What if every visit to the museum was the equivalent of spending time at the philharmonic? For painter Wassily Kandinsky, that was the experience of painting: colors triggered sounds. Now a study from the University of California, San Diego, suggests that we are all born synesthetes like Kandinsky, with senses so joined that stimulating one reliably stimulates another.
The work, published in the August issue of Psychological Science, has become the first experimental confirmation of the infant-synesthesia hypothesis—which has existed, unproved, for almost 20 years.
Researchers presented infantsand adults with images of repeating shapes (either circles or triangles) on a split-color background: one side was red or blue, and the other side was yellow or green. If the infants had shape-color associations, the scientists hypothesized, the shapes would affect their color preferences. For instance, some infants might look significantly longer at a green background with circles than at the same green background with triangles. Absent synesthesia, no such difference would be visible.
The study confirmed this hunch. Infants who were two and three months old showed significant shape-color associations. By eight months the preference was no longer pronounced, and in adults it was gone altogether.
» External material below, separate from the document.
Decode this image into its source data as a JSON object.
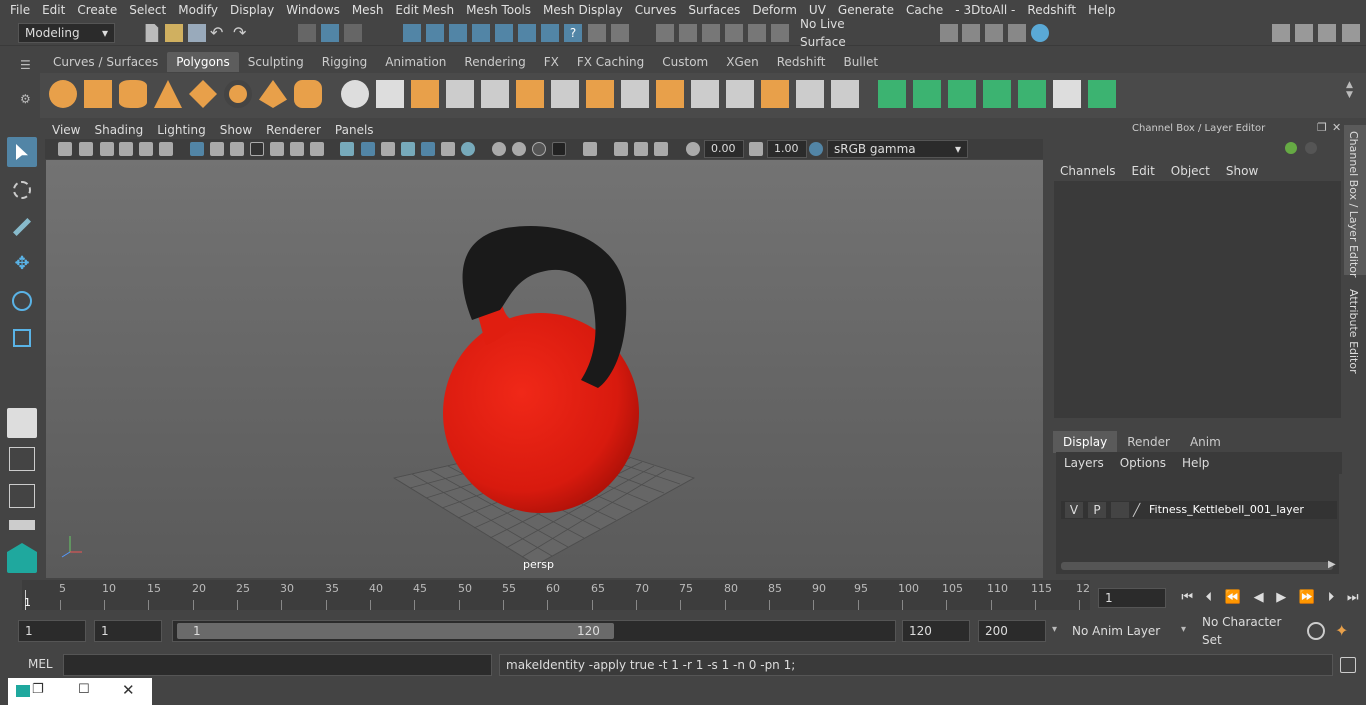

The more important implications of this work may lie beyond synesthesia, says lead author Katie Wagner, a psychologist at U.C.S.D. The finding provides insight into how babies learn about the world more generally. “Infants may perceive the world in a way that’s fundamentally different from adults,” Wagner says. As we age, she adds, we narrow our focus, perhaps gaining an edge in cognitive speed as the sensory symphony quiets down.